[SOURCE DATA — start]
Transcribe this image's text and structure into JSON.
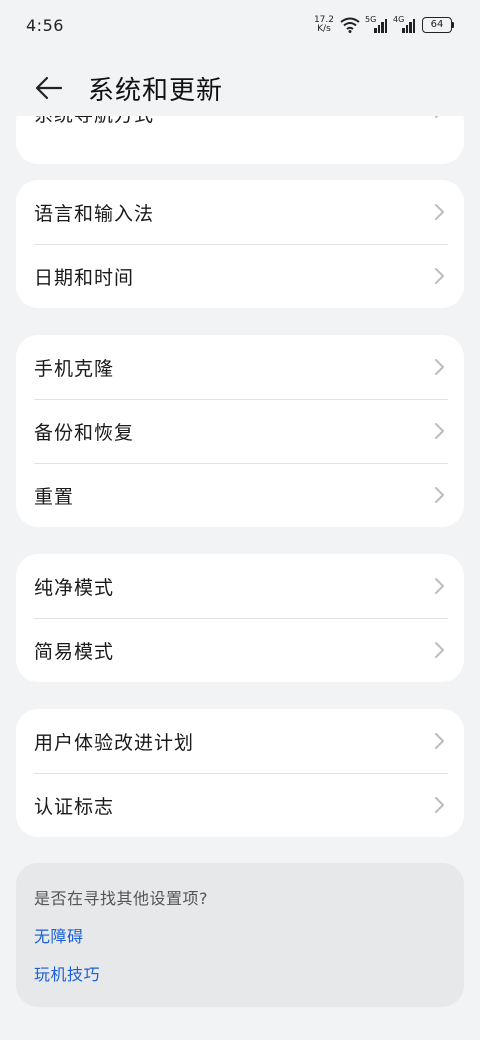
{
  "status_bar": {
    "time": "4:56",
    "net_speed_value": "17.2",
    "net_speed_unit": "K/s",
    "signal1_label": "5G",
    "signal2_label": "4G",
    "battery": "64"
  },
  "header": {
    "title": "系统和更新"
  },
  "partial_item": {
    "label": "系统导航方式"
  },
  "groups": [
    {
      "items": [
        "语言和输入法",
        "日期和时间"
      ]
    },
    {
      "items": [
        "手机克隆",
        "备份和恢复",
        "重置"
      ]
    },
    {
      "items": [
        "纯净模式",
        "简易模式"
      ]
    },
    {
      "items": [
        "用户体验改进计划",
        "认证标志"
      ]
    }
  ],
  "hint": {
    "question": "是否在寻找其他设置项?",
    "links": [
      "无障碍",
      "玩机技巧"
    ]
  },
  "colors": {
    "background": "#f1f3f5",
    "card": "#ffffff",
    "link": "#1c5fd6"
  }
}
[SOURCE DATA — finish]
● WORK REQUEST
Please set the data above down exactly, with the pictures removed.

● SOLUTION
Transcribe this image's text and structure into JSON.
{
  "status_bar": {
    "time": "4:56",
    "net_speed_value": "17.2",
    "net_speed_unit": "K/s",
    "signal1_label": "5G",
    "signal2_label": "4G",
    "battery": "64"
  },
  "header": {
    "title": "系统和更新"
  },
  "partial_item": {
    "label": "系统导航方式"
  },
  "groups": [
    {
      "items": [
        "语言和输入法",
        "日期和时间"
      ]
    },
    {
      "items": [
        "手机克隆",
        "备份和恢复",
        "重置"
      ]
    },
    {
      "items": [
        "纯净模式",
        "简易模式"
      ]
    },
    {
      "items": [
        "用户体验改进计划",
        "认证标志"
      ]
    }
  ],
  "hint": {
    "question": "是否在寻找其他设置项?",
    "links": [
      "无障碍",
      "玩机技巧"
    ]
  },
  "colors": {
    "background": "#f1f3f5",
    "card": "#ffffff",
    "link": "#1c5fd6"
  }
}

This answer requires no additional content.